Today, India is the only country in South Asia to take an OO initiative. Following a proposal made in June 2010, in December 2017 Prime Minister Narendra Modi approved the establishment of an International Training Centre for Operational Oceanography as a Category 2 Centre (C2C) of UNESCO in Hydrabad. The centre would be mainly used as a capacity building centre for Indian Ocean Rim countries, bordering African countries as well as small island states. The establishment of the UNESCO C2C in India will provide a unique opportunity for India to emerge as a leading country in the Indian Ocean, drawing in coorperation and improved engagement with its neighbours.
While the centre is of immense value to the region, it further gives a strategic edge over to India with its newly acquired role as a lead in regional marine science. Nevertheless, this is a progressive step taken towards scientific research in the region to help governments with achieving sustainable development goals as well as overcoming natural hazards.
Given the immense untapped ocean resources around Sri Lanka and being situated at the centre of major sea lanes of communication, it is of utmost importance that the island is aware and conscious of the ocean around it. The ocean tetra-tonics, wind movements, salinity and the pH levels, not only help monitor movement of vessels, observe the wave and plate movements, but at the same type, gives a thorough report of how ocean resources are to be governed. It further helps in oceanic meteorology and weather forecasting which is critical to the region.
Situated at the southernmost point of the Indian ocean, the sustainable management of marine resources is of prime importance to Sri Lanka. Blue Economy and Ocean Resource Management are main components of country’s Blue- Green vision 2030, which requires an advanced understanding of OO for successful implementation. This requires reformed knowledge and application of oceanography through which necessary scientific data can be deduced to make informed policy decisions.
However, the development of OO in the country is hindered by various factors. Despite the availability of the technical expertise in the subject, lack of technology and the interest retract the relevant actors from taking significant steps to develop oceanic studies. The country has not understood the importance and need to engage in ocean centric education which poses a greater challenge to the island. Relevant research, hands on experiments and practical experience is not sought, and at the same time active engagement in the area has further reduced, mostly due to lack of awareness and understanding.
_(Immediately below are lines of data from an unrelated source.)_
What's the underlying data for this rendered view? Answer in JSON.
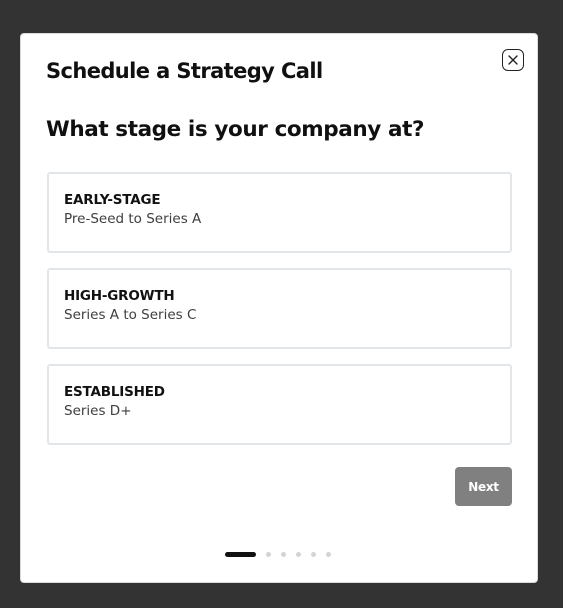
{
  "modal": {
    "title": "Schedule a Strategy Call",
    "question": "What stage is your company at?",
    "close_icon": "close-icon"
  },
  "options": [
    {
      "title": "EARLY-STAGE",
      "subtitle": "Pre-Seed to Series A"
    },
    {
      "title": "HIGH-GROWTH",
      "subtitle": "Series A to Series C"
    },
    {
      "title": "ESTABLISHED",
      "subtitle": "Series D+"
    }
  ],
  "next_button": {
    "label": "Next",
    "color": "#808080"
  },
  "progress": {
    "current_step": 1,
    "total_steps": 6
  },
  "colors": {
    "background": "#333333",
    "modal_bg": "#ffffff",
    "option_border": "#e3e6e9",
    "active_dot": "#111111",
    "inactive_dot": "#d4d4d4"
  }
}
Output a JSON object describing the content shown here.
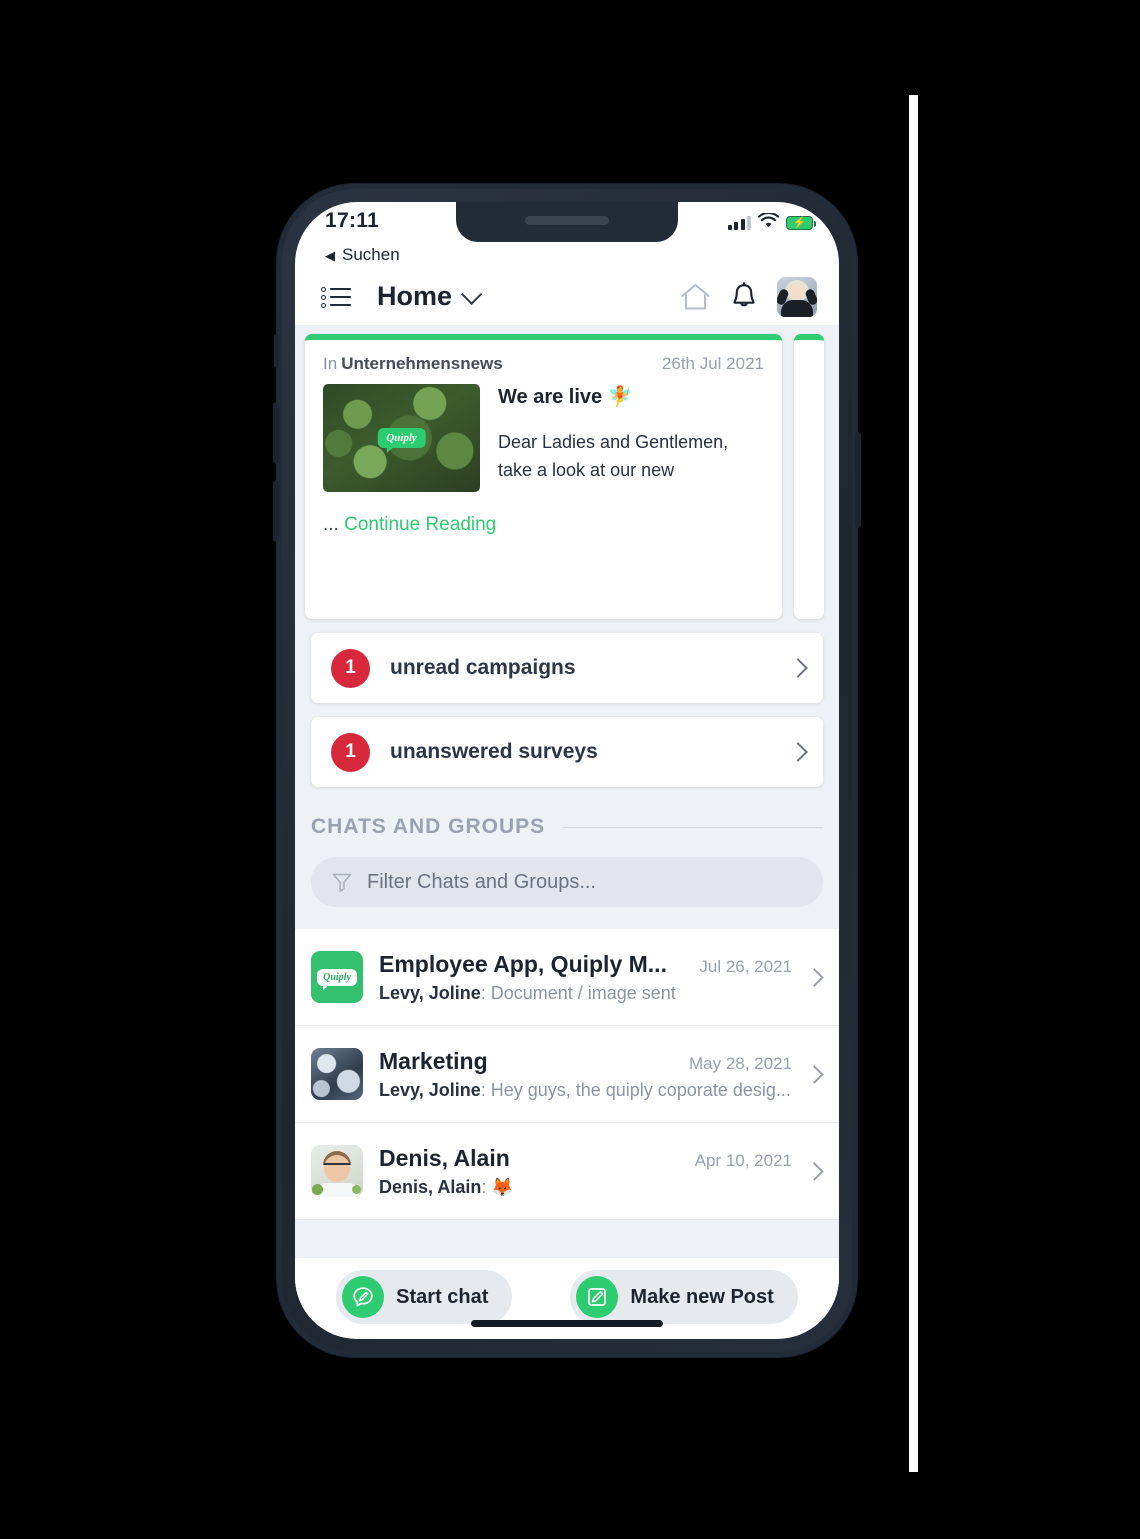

Operational Oceanography in Asia remains at a basic level despite efforts from India, Indonesia and a few other countries like China and Korea. In order to obtain better results and better technical expertise in the area, countries must exhibit both personal and scientific interest in the area, keen interest and need on the part of the government to implement better ocean centric policies and a collective determination for sustainable ocean usage, all of which is not possible due to lack of consciousness. It is therefore time, that Sri Lanka, as an island nation pursue necessary and needful steps towards advancing ocean centric policies and implementing oceanography in a larger scale to obtain a strategic advantage in the region and beyond.
Damsarie Ranasinghe is a Research Assistant at the Institute of National Security Studies Sri Lanka (INSSSL). This article does not reflect the stance of INSSSL or the Government of Sri Lanka.